Mythic Beings, Greeks and Karma

I randomly opened a book about magic and found therein a definition of ‘Karma’ in a sort of glossary; together on a page with Jehovah Eloah ve Daath, Jehovah Elohim, Jehovah Tzaboath, Kadmiel, Kaivalya, Kama, Kama Loka, Kama Rupa, Kamael, Kamea, Kedmeel, Kelley (for measure, I guess) and Kerubim.

The definition beneath ‘Karma’ says: Sanskrit for ‘action’. A destiny consciously chosen in life by each person, created by the total life experience of all previous incarnations.

This struck me quite forcibly. First, because of the translation of ‘action’, which seems very telling when followed by ‘chosen’. Freely, one presumes. Then, of course, that seemingly controversial phrase ‘all previous incarnations’.

To my mind it instantly tied in a point about time/space that for long I had been contemplating, but which another of our number made much clearer; he spoke of the essential unity of beings and how the meaninglessness of ‘time’ and ‘space’ in the spiritual dimension brings us so very close to those souls – those incarnations – with whom we vibrate.

In other words, a certain number of interconnected souls are already aligned and singing from the same hymn sheet across both the esoteric and exoteric dimensions of time and space, of history and geography, so that when boundaries between those dimensions are removed, the souls ‘concertina’ together.  (At this point it’s as well to remember that there are at least 11 known dimensions according to current scientific theory).

Our energies merge by this coming together beyond space and time, emphasising shared traits and throwing personal characteristics into relief: Strengths become powers, flaws can be fatal; tears are a tragedy.
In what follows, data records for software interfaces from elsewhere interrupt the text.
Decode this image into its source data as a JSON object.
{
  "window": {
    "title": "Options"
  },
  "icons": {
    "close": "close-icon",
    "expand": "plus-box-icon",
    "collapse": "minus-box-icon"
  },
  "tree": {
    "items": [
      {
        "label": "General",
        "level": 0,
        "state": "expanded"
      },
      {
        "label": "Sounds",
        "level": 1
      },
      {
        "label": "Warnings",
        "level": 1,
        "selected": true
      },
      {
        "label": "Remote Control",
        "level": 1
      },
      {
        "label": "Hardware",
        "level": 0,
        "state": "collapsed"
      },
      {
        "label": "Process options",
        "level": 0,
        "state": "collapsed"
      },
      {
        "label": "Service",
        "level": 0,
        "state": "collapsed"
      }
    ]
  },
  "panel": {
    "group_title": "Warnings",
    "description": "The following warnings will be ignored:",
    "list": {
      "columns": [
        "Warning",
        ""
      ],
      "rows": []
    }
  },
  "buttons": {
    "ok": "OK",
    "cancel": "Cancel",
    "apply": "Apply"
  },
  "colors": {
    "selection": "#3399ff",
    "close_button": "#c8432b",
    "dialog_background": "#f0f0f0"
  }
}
Thus, we are Greeks!

Then we consider that every manifestation of a human quality, when brought together, constitutes its body, its form. Lo, we are mythic beings!